Review When it comes to goodbyes, Gears of War 3 proves that parting truly is the sweetest of sorrows. A swansong of bewildering scope and ambition, it's a near-flawless conclusion to Epic's highly acclaimed series.
Fire in the hole
With only a handful of games able to rival it for intensity, action and drama, and even fewer for generosity and personality, Epic's finale effortlessly completes the series' claim for a place in the pantheon of greatest ever videogame trilogies.
GoW 3's single-player campaign alone puts most other games to shame. Set two years after the fall of Jacinto at the end GoW 2, the last remnants of the COG army have been driven onto the high seas in a rag-tag armada of warships. With the Locust locked in a war of mutual destruction with the Lambent, their Imulsion-riddled spawn, all hope of regaining a foothold on Sera's lands appears lost.
Call that a television?

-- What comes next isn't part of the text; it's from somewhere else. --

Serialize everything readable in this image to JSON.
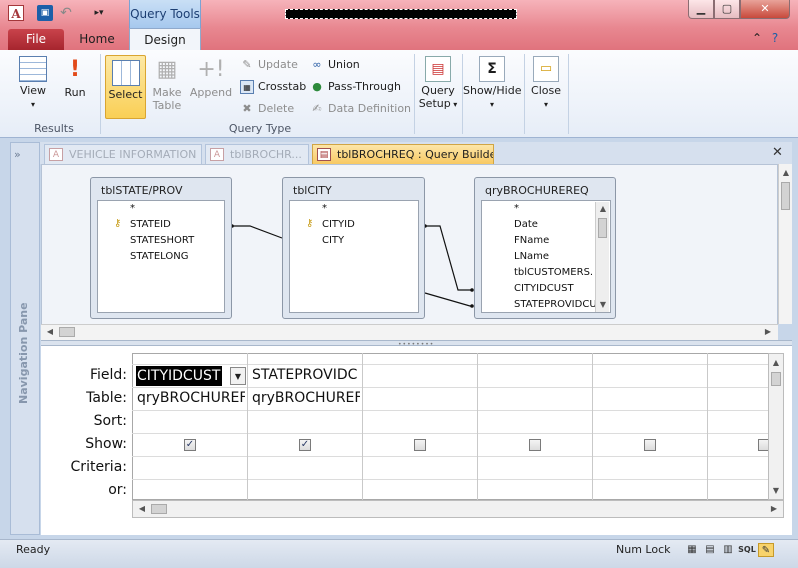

I asked for 50in, not 50mm...
That is until Marcus Fenix receives word his father is still alive and in possession of a super weapon that will annihilate both races, and so sets out with his Delta Squad on one last, desperate mission to save humanity.
OK, so the macguffin-chasing, humanity-saving premise won't win any awards for originality, but the scripting of events and dialogue deserves special praise. By trimming back the cut-scenes and focusing its narrative on Marcus and the Delta Squad, the game avoids the ponderous interruptions to action which hindered GoW 2.
A lot of bang for the jump
That's not to say it dispenses with the series' trademark solemnity - far from it. Delta Squad's ever-engaging ribaldry persists, but the chisel-jawed band of brothers are visibly changed by the loss and suffering they've experienced. Marcus seems less of a loose canon and more at ease with the burden of leadership.